Your instructions:
Copy out the lines below that hold the word "tools".

Material supplied:
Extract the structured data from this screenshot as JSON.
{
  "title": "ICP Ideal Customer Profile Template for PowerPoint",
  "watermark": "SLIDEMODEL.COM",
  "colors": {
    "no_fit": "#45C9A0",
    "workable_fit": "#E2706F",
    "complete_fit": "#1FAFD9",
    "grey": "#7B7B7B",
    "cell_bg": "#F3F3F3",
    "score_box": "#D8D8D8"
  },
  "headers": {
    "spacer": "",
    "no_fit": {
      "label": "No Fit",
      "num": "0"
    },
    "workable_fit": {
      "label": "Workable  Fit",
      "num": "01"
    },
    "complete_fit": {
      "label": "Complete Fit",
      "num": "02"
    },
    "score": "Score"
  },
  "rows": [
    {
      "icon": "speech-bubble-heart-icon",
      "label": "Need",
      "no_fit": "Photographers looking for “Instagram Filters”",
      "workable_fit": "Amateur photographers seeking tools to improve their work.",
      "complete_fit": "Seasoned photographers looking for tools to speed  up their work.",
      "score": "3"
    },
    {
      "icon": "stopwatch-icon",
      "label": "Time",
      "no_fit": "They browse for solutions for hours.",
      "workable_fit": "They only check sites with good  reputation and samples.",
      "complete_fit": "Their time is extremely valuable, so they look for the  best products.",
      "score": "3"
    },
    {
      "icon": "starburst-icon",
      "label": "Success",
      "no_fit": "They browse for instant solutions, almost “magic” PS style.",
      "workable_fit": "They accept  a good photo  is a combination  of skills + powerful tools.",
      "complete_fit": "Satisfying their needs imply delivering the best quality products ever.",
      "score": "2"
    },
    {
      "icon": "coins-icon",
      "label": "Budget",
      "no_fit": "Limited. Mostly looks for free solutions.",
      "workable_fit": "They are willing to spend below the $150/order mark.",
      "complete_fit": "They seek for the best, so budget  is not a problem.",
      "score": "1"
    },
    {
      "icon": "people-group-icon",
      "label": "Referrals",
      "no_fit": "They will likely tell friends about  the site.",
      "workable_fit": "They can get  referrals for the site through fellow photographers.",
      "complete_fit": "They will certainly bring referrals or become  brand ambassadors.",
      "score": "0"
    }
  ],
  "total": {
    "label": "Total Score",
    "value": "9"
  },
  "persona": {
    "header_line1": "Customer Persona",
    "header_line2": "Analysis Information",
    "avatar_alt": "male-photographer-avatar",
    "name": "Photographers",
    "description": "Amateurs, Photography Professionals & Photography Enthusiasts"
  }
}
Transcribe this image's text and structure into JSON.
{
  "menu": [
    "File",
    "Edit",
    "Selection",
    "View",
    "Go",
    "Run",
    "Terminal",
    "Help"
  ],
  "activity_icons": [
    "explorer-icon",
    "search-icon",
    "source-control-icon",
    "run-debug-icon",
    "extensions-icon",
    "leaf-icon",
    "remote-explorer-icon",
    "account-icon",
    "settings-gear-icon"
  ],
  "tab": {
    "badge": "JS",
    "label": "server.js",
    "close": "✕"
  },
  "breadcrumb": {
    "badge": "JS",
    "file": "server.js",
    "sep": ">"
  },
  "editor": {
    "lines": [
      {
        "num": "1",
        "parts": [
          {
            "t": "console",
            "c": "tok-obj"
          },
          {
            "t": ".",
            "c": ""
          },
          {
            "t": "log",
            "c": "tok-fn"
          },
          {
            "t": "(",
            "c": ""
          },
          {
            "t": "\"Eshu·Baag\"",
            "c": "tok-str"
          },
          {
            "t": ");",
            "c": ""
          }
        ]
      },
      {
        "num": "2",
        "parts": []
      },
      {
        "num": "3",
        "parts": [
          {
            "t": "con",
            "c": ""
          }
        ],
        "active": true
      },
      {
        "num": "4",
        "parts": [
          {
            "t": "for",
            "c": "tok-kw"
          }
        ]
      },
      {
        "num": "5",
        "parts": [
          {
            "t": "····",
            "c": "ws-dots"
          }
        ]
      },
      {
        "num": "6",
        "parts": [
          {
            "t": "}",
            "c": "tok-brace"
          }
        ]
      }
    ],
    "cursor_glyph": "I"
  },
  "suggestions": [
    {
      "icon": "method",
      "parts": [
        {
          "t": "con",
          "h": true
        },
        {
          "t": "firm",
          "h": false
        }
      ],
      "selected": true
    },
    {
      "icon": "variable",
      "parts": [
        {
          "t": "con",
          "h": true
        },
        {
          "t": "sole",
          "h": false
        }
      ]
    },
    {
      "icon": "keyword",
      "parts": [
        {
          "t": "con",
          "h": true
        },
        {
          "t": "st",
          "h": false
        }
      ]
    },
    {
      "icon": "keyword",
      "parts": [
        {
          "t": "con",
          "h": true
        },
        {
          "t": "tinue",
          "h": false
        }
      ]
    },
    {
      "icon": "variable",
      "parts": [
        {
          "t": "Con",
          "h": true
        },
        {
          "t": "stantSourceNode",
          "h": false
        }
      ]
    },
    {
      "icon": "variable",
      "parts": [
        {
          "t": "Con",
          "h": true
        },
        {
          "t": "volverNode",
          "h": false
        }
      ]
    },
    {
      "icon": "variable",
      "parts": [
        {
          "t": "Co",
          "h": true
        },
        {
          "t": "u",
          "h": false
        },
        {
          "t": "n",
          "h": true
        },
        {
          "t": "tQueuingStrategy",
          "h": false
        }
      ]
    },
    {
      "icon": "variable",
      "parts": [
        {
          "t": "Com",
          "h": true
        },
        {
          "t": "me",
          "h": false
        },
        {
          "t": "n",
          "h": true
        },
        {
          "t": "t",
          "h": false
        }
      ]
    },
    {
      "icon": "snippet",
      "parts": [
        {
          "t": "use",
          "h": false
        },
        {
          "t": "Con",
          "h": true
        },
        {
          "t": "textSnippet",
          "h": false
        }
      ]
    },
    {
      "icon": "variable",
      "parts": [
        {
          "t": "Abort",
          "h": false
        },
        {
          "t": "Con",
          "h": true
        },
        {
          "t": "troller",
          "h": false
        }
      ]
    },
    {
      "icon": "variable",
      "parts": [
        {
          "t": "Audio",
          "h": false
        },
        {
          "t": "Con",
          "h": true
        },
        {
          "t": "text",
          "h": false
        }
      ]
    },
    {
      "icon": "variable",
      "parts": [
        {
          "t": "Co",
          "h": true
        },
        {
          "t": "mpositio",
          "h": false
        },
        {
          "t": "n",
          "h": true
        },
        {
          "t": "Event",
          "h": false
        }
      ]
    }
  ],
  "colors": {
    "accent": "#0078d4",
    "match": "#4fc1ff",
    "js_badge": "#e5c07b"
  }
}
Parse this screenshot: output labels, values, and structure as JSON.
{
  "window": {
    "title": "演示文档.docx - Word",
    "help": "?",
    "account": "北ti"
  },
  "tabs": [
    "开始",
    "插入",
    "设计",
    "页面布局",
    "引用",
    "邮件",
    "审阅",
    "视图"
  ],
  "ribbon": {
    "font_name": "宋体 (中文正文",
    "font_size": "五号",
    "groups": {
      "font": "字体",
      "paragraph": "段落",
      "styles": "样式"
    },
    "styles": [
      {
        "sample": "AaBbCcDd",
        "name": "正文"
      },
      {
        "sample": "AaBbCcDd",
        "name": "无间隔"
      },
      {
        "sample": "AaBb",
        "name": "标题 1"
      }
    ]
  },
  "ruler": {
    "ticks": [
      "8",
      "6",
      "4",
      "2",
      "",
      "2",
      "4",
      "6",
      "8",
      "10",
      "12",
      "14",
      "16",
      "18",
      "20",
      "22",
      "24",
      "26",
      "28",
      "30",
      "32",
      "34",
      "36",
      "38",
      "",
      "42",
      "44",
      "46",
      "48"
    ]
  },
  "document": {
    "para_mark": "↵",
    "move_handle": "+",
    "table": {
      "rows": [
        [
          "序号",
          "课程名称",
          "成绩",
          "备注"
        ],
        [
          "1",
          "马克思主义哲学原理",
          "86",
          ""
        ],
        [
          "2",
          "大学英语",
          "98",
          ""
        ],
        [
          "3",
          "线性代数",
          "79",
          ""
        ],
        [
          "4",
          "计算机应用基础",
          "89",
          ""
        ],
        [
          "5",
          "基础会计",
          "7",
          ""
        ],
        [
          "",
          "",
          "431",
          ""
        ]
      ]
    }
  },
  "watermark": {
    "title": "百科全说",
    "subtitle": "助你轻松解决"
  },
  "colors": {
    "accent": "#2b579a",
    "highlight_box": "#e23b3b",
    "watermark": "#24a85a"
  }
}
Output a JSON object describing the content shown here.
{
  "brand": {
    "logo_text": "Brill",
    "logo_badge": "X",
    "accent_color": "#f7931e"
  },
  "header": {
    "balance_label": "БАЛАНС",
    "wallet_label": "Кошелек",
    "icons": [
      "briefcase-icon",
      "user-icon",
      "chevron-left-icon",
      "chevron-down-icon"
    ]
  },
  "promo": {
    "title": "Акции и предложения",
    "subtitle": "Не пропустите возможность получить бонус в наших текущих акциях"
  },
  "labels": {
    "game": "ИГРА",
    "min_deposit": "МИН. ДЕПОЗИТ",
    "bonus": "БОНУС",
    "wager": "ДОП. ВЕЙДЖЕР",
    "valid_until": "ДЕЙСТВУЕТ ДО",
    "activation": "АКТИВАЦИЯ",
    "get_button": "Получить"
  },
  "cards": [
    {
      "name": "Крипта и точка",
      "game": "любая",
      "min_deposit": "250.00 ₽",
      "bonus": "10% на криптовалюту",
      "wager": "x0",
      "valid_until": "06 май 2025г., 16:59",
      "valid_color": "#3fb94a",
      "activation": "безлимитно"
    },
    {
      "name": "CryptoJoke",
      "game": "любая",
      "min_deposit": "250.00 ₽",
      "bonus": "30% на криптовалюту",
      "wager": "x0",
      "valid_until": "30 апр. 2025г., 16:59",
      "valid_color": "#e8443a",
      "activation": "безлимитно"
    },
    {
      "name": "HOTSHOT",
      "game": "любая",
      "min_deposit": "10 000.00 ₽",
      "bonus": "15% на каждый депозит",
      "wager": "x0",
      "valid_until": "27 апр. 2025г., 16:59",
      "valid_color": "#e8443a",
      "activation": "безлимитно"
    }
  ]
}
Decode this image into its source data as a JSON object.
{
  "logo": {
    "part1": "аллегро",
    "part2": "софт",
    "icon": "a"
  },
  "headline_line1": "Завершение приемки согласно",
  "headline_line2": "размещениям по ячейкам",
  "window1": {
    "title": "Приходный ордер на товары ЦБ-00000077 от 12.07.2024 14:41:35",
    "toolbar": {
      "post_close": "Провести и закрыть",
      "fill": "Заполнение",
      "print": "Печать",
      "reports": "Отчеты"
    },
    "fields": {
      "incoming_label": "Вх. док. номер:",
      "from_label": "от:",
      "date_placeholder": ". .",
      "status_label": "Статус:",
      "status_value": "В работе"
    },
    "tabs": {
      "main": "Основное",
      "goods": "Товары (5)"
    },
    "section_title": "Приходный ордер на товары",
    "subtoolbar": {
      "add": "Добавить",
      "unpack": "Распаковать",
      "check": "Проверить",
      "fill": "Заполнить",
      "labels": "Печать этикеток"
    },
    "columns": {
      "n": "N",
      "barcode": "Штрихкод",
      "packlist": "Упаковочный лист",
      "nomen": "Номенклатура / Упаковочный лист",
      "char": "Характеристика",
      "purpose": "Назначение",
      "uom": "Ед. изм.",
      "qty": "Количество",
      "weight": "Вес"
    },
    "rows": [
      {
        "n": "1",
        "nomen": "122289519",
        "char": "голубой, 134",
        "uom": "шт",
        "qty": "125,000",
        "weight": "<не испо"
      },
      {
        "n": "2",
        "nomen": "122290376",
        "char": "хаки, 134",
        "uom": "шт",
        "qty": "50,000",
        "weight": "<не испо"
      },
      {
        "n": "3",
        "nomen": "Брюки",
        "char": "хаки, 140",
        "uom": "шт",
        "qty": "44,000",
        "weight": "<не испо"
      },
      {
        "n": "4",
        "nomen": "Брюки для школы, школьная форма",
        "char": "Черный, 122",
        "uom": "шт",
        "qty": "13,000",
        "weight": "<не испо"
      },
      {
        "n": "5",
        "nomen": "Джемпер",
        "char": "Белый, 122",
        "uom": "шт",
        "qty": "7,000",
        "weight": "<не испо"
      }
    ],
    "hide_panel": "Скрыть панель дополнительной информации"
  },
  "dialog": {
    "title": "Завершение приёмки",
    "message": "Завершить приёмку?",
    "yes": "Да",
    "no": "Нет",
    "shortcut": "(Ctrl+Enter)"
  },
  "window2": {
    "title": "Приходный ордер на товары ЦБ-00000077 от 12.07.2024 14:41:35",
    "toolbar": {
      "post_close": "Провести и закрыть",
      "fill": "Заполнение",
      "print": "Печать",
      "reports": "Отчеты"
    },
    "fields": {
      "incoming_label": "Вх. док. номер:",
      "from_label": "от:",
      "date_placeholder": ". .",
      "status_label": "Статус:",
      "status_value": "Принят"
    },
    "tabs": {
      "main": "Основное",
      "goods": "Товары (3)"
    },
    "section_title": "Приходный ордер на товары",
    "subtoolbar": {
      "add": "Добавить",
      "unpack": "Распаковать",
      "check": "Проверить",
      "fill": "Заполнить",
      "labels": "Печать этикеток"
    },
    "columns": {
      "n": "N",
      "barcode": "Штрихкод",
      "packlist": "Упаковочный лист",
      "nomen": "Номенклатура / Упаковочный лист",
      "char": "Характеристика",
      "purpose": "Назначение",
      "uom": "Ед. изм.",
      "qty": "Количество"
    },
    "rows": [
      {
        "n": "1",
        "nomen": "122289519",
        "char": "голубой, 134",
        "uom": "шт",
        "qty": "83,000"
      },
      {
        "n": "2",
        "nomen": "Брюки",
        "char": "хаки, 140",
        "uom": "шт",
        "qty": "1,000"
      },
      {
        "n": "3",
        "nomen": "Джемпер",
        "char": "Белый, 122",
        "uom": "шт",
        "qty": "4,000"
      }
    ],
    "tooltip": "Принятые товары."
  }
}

Written answer:
      "workable_fit": "Amateur photographers seeking tools to improve their work.",
      "complete_fit": "Seasoned photographers looking for tools to speed  up their work.",
      "workable_fit": "They accept  a good photo  is a combination  of skills + powerful tools.",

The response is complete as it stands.